- Choose what you consume. There can be a lot of upsetting news during the festive period, and it can feel overwhelming at times. Read our practical tips if you find yourself ‘doomscrolling’ social media for tips on how to make your social media a more positive space.
- Take time to work out what you're feeling. Think about the things that you might find difficult about this time of year. Are there things you can do that might help you cope? Are there things it would be helpful for you to avoid? Try to identify what you can and cannot change about things that are troubling you. Writing these down or sharing your concerns with someone you trust can be a helpful step.
- Set boundaries. If you can, try to have conversations with friends or family about everyone’s expectations of any celebrations well in advance. Be honest about how you want to spend the holidays.
- Structure your days. Sitting on your sofa, wrapped up in a blanket, watching TV can be comforting, but try to schedule some other activities. Whether it’s baking your favourite treat, volunteering at a local charity, or finally crossing that DIY task off your to-do list, give some purpose to your days. If you can, try to get outside at least once a day, even if it’s just for a brief walk.
- Look back with kindness. Many people find themselves reflecting on the past year during the festive period, focusing on what they haven’t achieved. Be kind to yourself. We’re all on our own timescales and there’s not just one correct path. Focus on what you have achieved, and plan something to look forward to.
- Be open to possibility. You don't have to create New Year's resolutions. Try not to put pressure on yourself by setting strict or unrealistic goals. Enter the New Year living in the moment – you don’t need to have a big plan for the year ahead. It’s OK to live day-to-day and be open to new possibilities.
- Spend time with loved ones when you feel able. Try not to isolate yourself all season; being around others may be helpful. Surround yourself with people you love and trust but know that it’s OK to put yourself first and say no if you’re not feeling up to it.
- Be honest about how you’re feeling. It can be hard to reach out if the people around you seem happy when you don’t. We’d encourage you to try talking to a trusted friend or family member. Talking about how you’re feeling can help put things into perspective and may help you feel more positive.
- Remember we’re always here. If you don’t have family or friends close by or don’t feel like there’s anyone you can talk to, you are never alone. Samaritans volunteers are here for you every day of the year, including during the festive period, round the clock.
Try a relaxation exercise
Sometimes something simple like controlled breathing can help us feel calmer. Muscle relaxation exercises can also help reduce feelings of stress or anxiety.
If you can, find a quiet space and try to breathe along to the exercises below. It's easy to memorise and can be practised almost anywhere.
If you’re finding things hard this Christmas
If you’re worried about someone else
- If you’re worried about someone else this Christmas, we’ve put together some advice to help you support others this holiday season.
If you’re spending the holiday season alone

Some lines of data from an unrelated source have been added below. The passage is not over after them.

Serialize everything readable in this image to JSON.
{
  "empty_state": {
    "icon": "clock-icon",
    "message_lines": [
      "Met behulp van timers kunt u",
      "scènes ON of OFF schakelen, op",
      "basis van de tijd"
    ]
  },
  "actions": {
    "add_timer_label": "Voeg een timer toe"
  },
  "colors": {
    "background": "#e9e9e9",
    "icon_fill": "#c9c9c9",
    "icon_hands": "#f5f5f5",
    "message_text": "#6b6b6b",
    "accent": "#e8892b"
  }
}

- Mind have some tips and suggestions for managing feelings of loneliness
Coping over the winter months
- If you’re finding things hard this winter, we’ve gathered some tips and resources to help you cope.
- Medium have tips for looking after your mental wellbeing during the winter months
- Happiful have advice on how to tackle the symptoms of seasonal affective disorder (SAD)
- Age UK also have some advice on how to keep well during winter
If you have lost a friend or family member
- Cruse has advice on coping with grief at Christmas
- Child Bereavement UK also has some guidance on managing Christmas and other special occasions
If you’re worried about your finances
- Step Change have shared some insights on how to cope with financial pressure over Christmas
- Age UK have some advice to help you manage your money in winter
Page updated: 30 November 2022